Lineker says: "There's a sense that the money now is spread out reasonably in terms of the gigantic television rights money. Clubs like Leicester can have a dabble in the transfer market. They can splash out decent sums of money for pretty decent players and, if you do that wisely, you can do reasonably well, as not just Leicester have shown but the likes of West Ham or Southampton. It gives the Premier League an advantage in some ways over other [European] leagues in terms of its competitive nature."
The loss of Ben Wrigglesworth, a senior analyst/scout, to Arsenal was the second recent raid on Leicester's recruitment staff, but the club believes its scouting and evaluation system is so strong it can withstand individual losses.
Thus the outsider starts to wonder whether Leicester can retain their stars on the pitch and achieve long-term top-four status. Lineker withdraws a bit from that kind of speculation.
"I don't think there's many Leicester fans who are bothered about that," he says. "They're just enjoying this.
"Just one magical moment in the history of the club? You could live your lifetime and never get that as a Leicester fan.
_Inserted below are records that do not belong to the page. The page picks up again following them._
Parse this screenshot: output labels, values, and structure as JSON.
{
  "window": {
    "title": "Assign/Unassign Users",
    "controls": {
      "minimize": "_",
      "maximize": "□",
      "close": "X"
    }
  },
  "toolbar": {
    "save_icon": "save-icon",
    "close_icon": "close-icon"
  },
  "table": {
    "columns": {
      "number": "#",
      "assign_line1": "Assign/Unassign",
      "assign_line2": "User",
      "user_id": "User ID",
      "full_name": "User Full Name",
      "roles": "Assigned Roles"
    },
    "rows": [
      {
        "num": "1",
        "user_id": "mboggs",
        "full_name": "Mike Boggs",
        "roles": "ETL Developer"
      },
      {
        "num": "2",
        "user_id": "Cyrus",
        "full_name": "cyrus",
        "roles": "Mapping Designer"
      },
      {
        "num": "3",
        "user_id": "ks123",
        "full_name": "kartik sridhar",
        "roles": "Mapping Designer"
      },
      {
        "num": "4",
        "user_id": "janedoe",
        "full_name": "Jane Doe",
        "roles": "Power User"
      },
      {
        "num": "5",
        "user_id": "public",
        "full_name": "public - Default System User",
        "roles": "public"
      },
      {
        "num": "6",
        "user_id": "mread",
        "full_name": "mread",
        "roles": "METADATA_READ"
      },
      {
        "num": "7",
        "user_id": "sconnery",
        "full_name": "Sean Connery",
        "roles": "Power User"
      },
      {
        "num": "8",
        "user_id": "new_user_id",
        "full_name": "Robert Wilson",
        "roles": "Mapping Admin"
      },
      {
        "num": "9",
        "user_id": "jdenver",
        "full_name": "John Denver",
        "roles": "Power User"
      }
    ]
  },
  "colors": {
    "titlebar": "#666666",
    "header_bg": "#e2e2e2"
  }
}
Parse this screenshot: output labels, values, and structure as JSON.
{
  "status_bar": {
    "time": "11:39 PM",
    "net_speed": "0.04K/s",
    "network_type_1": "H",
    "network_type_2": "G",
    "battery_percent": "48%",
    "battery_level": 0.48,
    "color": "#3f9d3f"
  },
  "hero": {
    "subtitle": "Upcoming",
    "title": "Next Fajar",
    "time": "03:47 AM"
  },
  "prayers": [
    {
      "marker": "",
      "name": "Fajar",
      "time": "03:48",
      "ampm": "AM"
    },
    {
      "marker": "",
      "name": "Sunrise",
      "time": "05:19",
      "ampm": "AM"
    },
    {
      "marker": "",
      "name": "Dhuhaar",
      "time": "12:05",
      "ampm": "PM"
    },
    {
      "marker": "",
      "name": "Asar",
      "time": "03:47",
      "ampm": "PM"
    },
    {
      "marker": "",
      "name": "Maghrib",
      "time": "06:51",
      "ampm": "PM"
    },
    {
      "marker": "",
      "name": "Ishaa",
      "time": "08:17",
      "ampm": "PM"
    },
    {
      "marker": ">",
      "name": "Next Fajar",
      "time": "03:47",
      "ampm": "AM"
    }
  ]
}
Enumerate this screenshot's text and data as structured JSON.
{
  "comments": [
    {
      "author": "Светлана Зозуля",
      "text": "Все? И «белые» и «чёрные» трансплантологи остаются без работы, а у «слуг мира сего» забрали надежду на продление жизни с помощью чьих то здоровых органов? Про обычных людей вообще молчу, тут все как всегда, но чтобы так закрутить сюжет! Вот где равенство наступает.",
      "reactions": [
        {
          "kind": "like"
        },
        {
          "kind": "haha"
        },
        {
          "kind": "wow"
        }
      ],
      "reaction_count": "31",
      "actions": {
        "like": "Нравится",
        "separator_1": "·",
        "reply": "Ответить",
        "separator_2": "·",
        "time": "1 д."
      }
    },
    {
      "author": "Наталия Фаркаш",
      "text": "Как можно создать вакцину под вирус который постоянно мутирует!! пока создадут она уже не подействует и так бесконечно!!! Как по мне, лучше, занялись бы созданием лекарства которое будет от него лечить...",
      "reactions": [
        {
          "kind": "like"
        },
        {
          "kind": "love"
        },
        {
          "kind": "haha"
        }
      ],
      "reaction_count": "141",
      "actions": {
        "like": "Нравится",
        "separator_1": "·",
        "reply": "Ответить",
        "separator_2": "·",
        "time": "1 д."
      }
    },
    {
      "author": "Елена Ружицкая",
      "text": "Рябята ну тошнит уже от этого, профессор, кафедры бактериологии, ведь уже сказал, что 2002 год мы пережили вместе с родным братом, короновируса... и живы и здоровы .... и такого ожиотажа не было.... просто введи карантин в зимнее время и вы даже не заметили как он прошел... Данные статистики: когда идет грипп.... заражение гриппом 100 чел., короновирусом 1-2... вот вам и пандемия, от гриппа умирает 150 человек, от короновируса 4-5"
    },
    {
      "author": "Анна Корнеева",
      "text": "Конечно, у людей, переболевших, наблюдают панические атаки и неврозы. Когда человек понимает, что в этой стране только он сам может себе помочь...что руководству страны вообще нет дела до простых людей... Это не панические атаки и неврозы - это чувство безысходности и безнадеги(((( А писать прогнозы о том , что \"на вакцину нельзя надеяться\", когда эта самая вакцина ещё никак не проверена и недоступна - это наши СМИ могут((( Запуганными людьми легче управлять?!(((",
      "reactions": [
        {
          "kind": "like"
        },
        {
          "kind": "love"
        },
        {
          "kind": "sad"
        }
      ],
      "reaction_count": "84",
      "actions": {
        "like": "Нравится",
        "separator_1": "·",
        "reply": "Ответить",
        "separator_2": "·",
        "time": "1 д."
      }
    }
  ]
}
I don't think anyone's really that bothered about whether this continues. The thought of Leicester possibly winning the Premier League and playing in the Champions League is incredible."
He does, though, acknowledge Leicester have left the underdog role behind.
"When the pressure comes when you believe you might win something, that's a different component," he says. "A couple of injuries to stars would massively diminish their chances. But, at the same time, they're not in any cup competitions, and they're not in Europe, which decreases the chances of fatigue and players getting injured."
For Lineker, whose family were greengrocers in the city, there is a deeply personal element to Leicester's surge.
"I used to go to games with my dad and granddad," he says. "When I got a bit older I travelled away, then played for them for eight years.
"Leicester was a large part of my life. As a footballer it's weird, really. You transfer to another club and your allegiances move with you. You still follow your club's results but it doesn't mean as much. When I finished playing my allegiance and support gradually went back to Leicester.
"Obviously I was involved in putting in a group of people to save the club when it was in turmoil a few years back. The support has grown stronger and returned to how it was in my childhood. This season has been so exciting. I'm watching matches now genuinely nervous because of the situation we're in. The historic nature of it is that we're in touching distance.
"Everywhere I go people want to talk about it. They say: I so hope they do it. Part of that is the underdog thing with such a small club, and everyone thinking there is no way this could happen nowadays. And secondly it's the way they play, with this exciting counter-attacking, with a very likeable manager who has handled it so beautifully.
"The warmth towards the club is quite remarkable. I even had a couple of Forest fans telling me yesterday they really hope they do it, which is really weird."